I was intensely moved by this scene, the obvious reason being how well it portrays a moment of ordinary kindness between strangers. But it also got me thinking about what a world of difference it can make to hear the words “me too” when we need them the most. It’s a little difficult for me to write about how much I value this sense of human commonality, or how much I want to extend it as widely as possible; this is mostly because I’m all too aware of how easily the idea can give way to claims to homogeneity that erase difference. There are aspects of our experience of being human that are specific, and it’s often crucial to have those specificities seen and recognised. At the same time, it’s very important for me to try and talk about these specificities in a way that leaves the door open to communication and understanding. I can, of course, only ever speak for myself, but I want people, including people who are nothing like me, to understand where I’m coming from. I don’t want to sequester even the thorniest pieces of what makes me me beyond the possibility of broad comprehension. I want to reach out, and do so widely, and believe that this is worthwhile.
(And yet, to double back on myself once again, I also know all too well how important it can be to have conversations that go beyond trying to establish that very basic level of understanding. Case in point: I don’t know what I would do if I couldn’t talk about feminism with like-minded women who know exactly what I’m talking about, or just with like-minded people who are willing to listen. These are discussions that don’t get bogged down forever in establishing their own legitimacy, and it’s only because we don’t have to reinvent the wheel every time that we get to move beyond the surface.)
I took refuge in exceptionalism a lot when I was younger. I’m not talking about the Ayn Rand kind, whose troubling political implications are easy to spot, but about a kind that’s more personal, if perhaps somewhat akin in origin — both can be conceived of as a kind of armour behind which we try to hide our humanity. I felt, I suppose, uniquely and irreparably broken. And as much as I don’t like to dismiss the thoughts one has as a teenager as misguided or immature by default, it’s easy, in hindsight, to see how in my case that logic was the product of a particular developmental process. It was also, of course, the product of a deep sense of isolation, which it both exacerbated and helped guard me against.
I needed to break free from that in order to feel okay.

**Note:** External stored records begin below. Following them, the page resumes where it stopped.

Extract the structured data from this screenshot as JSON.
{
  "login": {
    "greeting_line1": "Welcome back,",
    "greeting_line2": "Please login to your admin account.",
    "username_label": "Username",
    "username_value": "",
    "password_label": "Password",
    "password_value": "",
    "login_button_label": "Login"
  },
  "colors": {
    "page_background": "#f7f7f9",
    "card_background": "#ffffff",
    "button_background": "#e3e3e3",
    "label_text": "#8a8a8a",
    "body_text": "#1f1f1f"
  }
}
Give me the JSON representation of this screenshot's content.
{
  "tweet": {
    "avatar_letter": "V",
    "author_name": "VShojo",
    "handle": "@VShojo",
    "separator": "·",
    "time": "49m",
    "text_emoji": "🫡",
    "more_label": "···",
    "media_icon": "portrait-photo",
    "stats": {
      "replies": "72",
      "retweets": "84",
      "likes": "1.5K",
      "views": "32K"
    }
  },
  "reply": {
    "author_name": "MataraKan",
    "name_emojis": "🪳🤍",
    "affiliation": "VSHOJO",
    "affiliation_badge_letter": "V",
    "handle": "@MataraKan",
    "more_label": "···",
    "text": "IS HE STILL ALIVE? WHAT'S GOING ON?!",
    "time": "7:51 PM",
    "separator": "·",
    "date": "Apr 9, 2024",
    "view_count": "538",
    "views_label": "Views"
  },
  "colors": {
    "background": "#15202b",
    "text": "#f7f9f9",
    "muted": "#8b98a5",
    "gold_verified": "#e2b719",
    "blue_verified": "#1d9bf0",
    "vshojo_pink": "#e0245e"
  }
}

In The Argonauts, Maggie Nelson makes use of Winnicott’s concept “deflation without dismissal”, which I think would have served my younger self well. There’s a deep sense of comfort to be found in discovering that our sorrows are not as unique as we might have thought, but for that discovery to be a healing experience we need, I think, to let go of our fear of ordinariness. Deflation can be a relief — it means, after all, that our troubles are not ones that nobody in the history of humanity has ever succeeded in moving past, or at least in learning to live with. But the “without dismissal” part matters too: the ordinariness of our suffering doesn’t make it gauche or unimportant; it only makes it part of the fabric of human experience. And this means, of course, that we too are part of this fabric, and not doomed to a separation we can never hope to resolve. There’s no need, then, to embrace the idea that we could never possibly be understood as a safeguard against the pain of failing to find the understanding that we crave.

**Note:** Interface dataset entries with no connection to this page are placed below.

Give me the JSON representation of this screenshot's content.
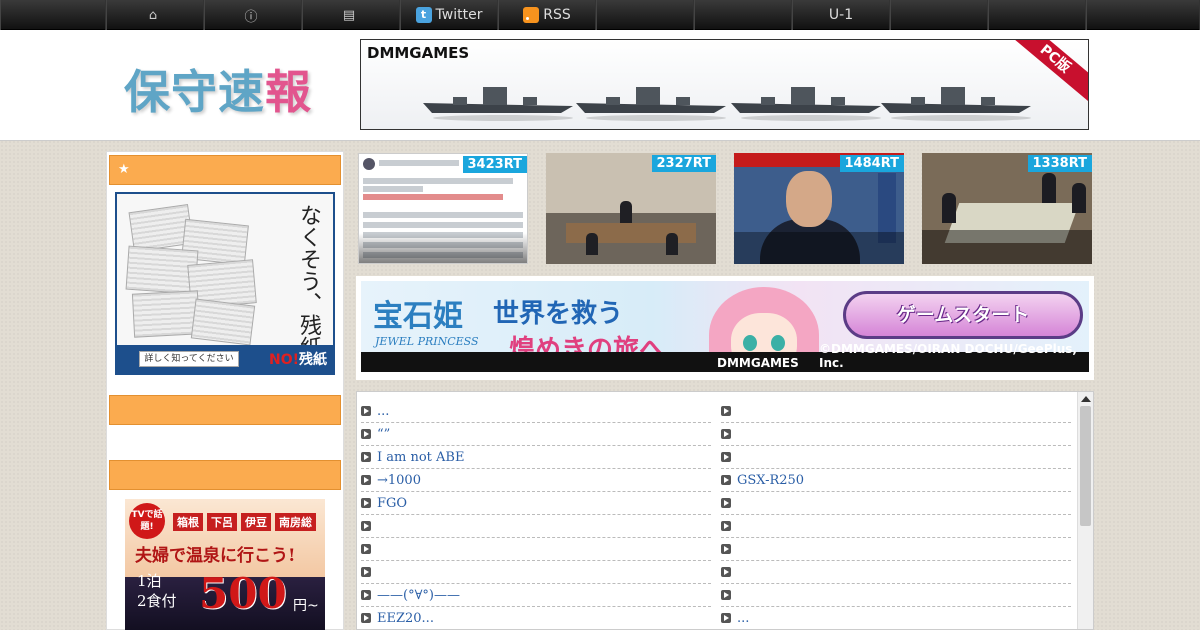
{
  "nav": {
    "items": [
      {
        "icon": "home-icon",
        "label": ""
      },
      {
        "icon": "info-icon",
        "label": ""
      },
      {
        "icon": "list-icon",
        "label": ""
      },
      {
        "icon": "twitter-icon",
        "label": "Twitter"
      },
      {
        "icon": "rss-icon",
        "label": "RSS"
      },
      {
        "icon": "",
        "label": ""
      },
      {
        "icon": "",
        "label": "U-1"
      },
      {
        "icon": "",
        "label": ""
      },
      {
        "icon": "",
        "label": ""
      }
    ]
  },
  "header": {
    "logo_part1": "保守速",
    "logo_part2": "報",
    "top_banner": {
      "brand": "DMMGAMES",
      "badge": "PC版"
    }
  },
  "sidebar": {
    "heading1": "★",
    "heading2": "",
    "heading3": "",
    "zanshi_ad": {
      "vertical_text": "なくそう、残紙",
      "button": "詳しく知ってください",
      "no_text": "NO!",
      "no_suffix": "残紙"
    },
    "onsen_ad": {
      "tv_badge": "TVで話題!",
      "tags": [
        "箱根",
        "下呂",
        "伊豆",
        "南房総"
      ],
      "title": "夫婦で温泉に行こう!",
      "line1": "1泊",
      "line2": "2食付",
      "price": "500",
      "suffix": "円~"
    }
  },
  "thumbs": [
    {
      "rt": "3423RT"
    },
    {
      "rt": "2327RT"
    },
    {
      "rt": "1484RT"
    },
    {
      "rt": "1338RT"
    }
  ],
  "jewel_banner": {
    "logo": "宝石姫",
    "logo_sub": "JEWEL PRINCESS",
    "catch1": "世界を救う",
    "catch2": "煌めきの旅へ",
    "start": "ゲームスタート",
    "brand": "DMMGAMES",
    "copyright": "©DMMGAMES/OIRAN DOCHU/GeePlus, Inc."
  },
  "links": {
    "left": [
      "...",
      "“”",
      "I am not ABE",
      "→1000",
      "FGO",
      "",
      "",
      "",
      "——(°∀°)——",
      "EEZ20..."
    ],
    "right": [
      "",
      "",
      "",
      "GSX-R250",
      "",
      "",
      "",
      "",
      "",
      "..."
    ]
  },
  "colors": {
    "accent_orange": "#fbab4f",
    "rt_blue": "#1aa6dd",
    "link_blue": "#2a5ea6"
  }
}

All of this brings me, for the hundredth time this year, back to Martha Nussbaum’s Upheavals of Thought. There’s a wonderful section that deals with the link between compassion and this sense of commonality — but it’s a sense of commonality that goes beyond recognising in others what we have experienced or could come to experience ourselves. Nussbaum argues that compassion is linked to “a recognition of one’s own related vulnerability”, but one that broadens its reach to include “even the aspects of suffering that are most unlike our own”. This kind of compassion is a powerful antidote to shame, and its normalising effect can be very powerful. Again, it’s not about claiming excessive knowledge in a way that erases the particulars of another person’s reality, but about acknowledging that while the particulars matter, we all understand suffering and need. We may not know the ins and outs of another living being’s pain, but we do know what it’s like to be vulnerable to various hurts.

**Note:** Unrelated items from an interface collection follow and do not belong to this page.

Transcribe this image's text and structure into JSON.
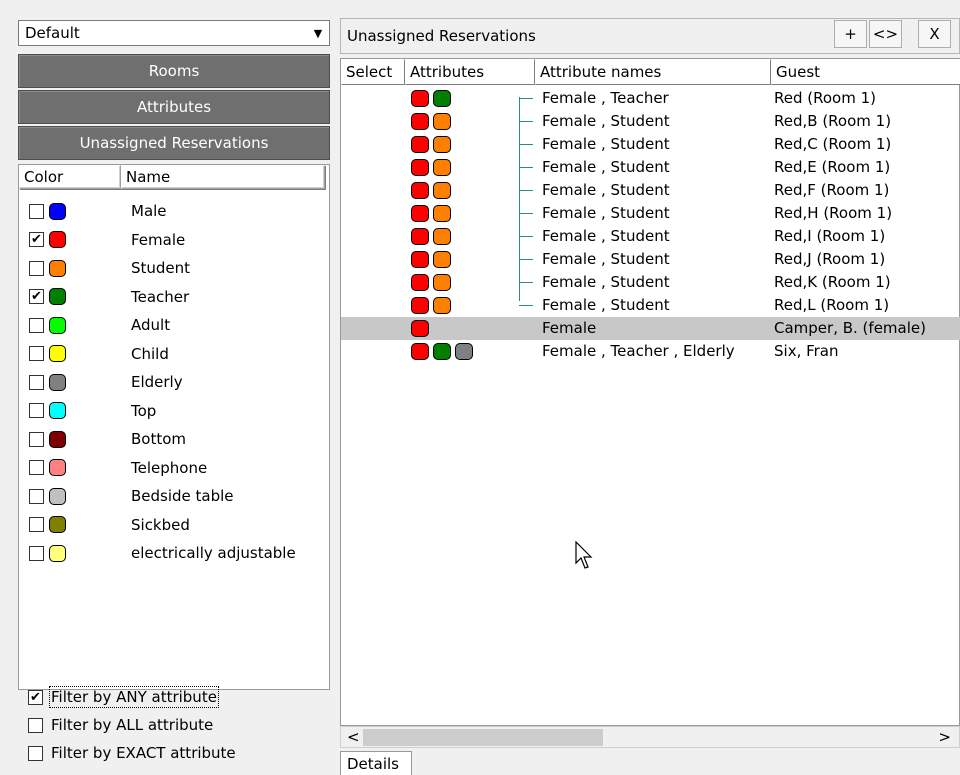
{
  "left": {
    "combo_value": "Default",
    "sections": [
      "Rooms",
      "Attributes",
      "Unassigned Reservations"
    ],
    "list_headers": {
      "color": "Color",
      "name": "Name"
    },
    "attributes": [
      {
        "name": "Male",
        "checked": false,
        "color": "#0000ff"
      },
      {
        "name": "Female",
        "checked": true,
        "color": "#ff0000"
      },
      {
        "name": "Student",
        "checked": false,
        "color": "#ff8000"
      },
      {
        "name": "Teacher",
        "checked": true,
        "color": "#008000"
      },
      {
        "name": "Adult",
        "checked": false,
        "color": "#00ff00"
      },
      {
        "name": "Child",
        "checked": false,
        "color": "#ffff00"
      },
      {
        "name": "Elderly",
        "checked": false,
        "color": "#808080"
      },
      {
        "name": "Top",
        "checked": false,
        "color": "#00ffff"
      },
      {
        "name": "Bottom",
        "checked": false,
        "color": "#800000"
      },
      {
        "name": "Telephone",
        "checked": false,
        "color": "#ff8080"
      },
      {
        "name": "Bedside table",
        "checked": false,
        "color": "#c0c0c0"
      },
      {
        "name": "Sickbed",
        "checked": false,
        "color": "#808000"
      },
      {
        "name": "electrically adjustable",
        "checked": false,
        "color": "#ffff80"
      }
    ],
    "filters": [
      {
        "label": "Filter by ANY attribute",
        "checked": true
      },
      {
        "label": "Filter by ALL attribute",
        "checked": false
      },
      {
        "label": "Filter by EXACT attribute",
        "checked": false
      }
    ]
  },
  "right": {
    "title": "Unassigned Reservations",
    "buttons": {
      "add": "+",
      "toggle": "<>",
      "close": "X"
    },
    "columns": {
      "select": "Select",
      "attributes": "Attributes",
      "attribute_names": "Attribute names",
      "guest": "Guest"
    },
    "reservations": [
      {
        "colors": [
          "#ff0000",
          "#008000"
        ],
        "names": "Female , Teacher",
        "guest": "Red (Room 1)",
        "tree": true
      },
      {
        "colors": [
          "#ff0000",
          "#ff8000"
        ],
        "names": "Female , Student",
        "guest": "Red,B (Room 1)",
        "tree": true
      },
      {
        "colors": [
          "#ff0000",
          "#ff8000"
        ],
        "names": "Female , Student",
        "guest": "Red,C (Room 1)",
        "tree": true
      },
      {
        "colors": [
          "#ff0000",
          "#ff8000"
        ],
        "names": "Female , Student",
        "guest": "Red,E (Room 1)",
        "tree": true
      },
      {
        "colors": [
          "#ff0000",
          "#ff8000"
        ],
        "names": "Female , Student",
        "guest": "Red,F (Room 1)",
        "tree": true
      },
      {
        "colors": [
          "#ff0000",
          "#ff8000"
        ],
        "names": "Female , Student",
        "guest": "Red,H (Room 1)",
        "tree": true
      },
      {
        "colors": [
          "#ff0000",
          "#ff8000"
        ],
        "names": "Female , Student",
        "guest": "Red,I (Room 1)",
        "tree": true
      },
      {
        "colors": [
          "#ff0000",
          "#ff8000"
        ],
        "names": "Female , Student",
        "guest": "Red,J (Room 1)",
        "tree": true
      },
      {
        "colors": [
          "#ff0000",
          "#ff8000"
        ],
        "names": "Female , Student",
        "guest": "Red,K (Room 1)",
        "tree": true
      },
      {
        "colors": [
          "#ff0000",
          "#ff8000"
        ],
        "names": "Female , Student",
        "guest": "Red,L (Room 1)",
        "tree": true
      },
      {
        "colors": [
          "#ff0000"
        ],
        "names": "Female",
        "guest": "Camper, B. (female)",
        "tree": false,
        "selected": true
      },
      {
        "colors": [
          "#ff0000",
          "#008000",
          "#808080"
        ],
        "names": "Female , Teacher , Elderly",
        "guest": "Six, Fran",
        "tree": false
      }
    ],
    "scroll": {
      "left_arrow": "<",
      "right_arrow": ">"
    },
    "bottom_tab": "Details"
  }
}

Recognising this common core allows us, as Nussbaum puts it, to “turn our thoughts outward”, in a way that seems to me the very antitheses of Randian exceptionalism. People suffer, and their pain is both ordinary in its humanity and unique because they’re valuable individuals, and we can hopefully exist in the world without turning our backs to the fact that we’re all as vulnerable as each other.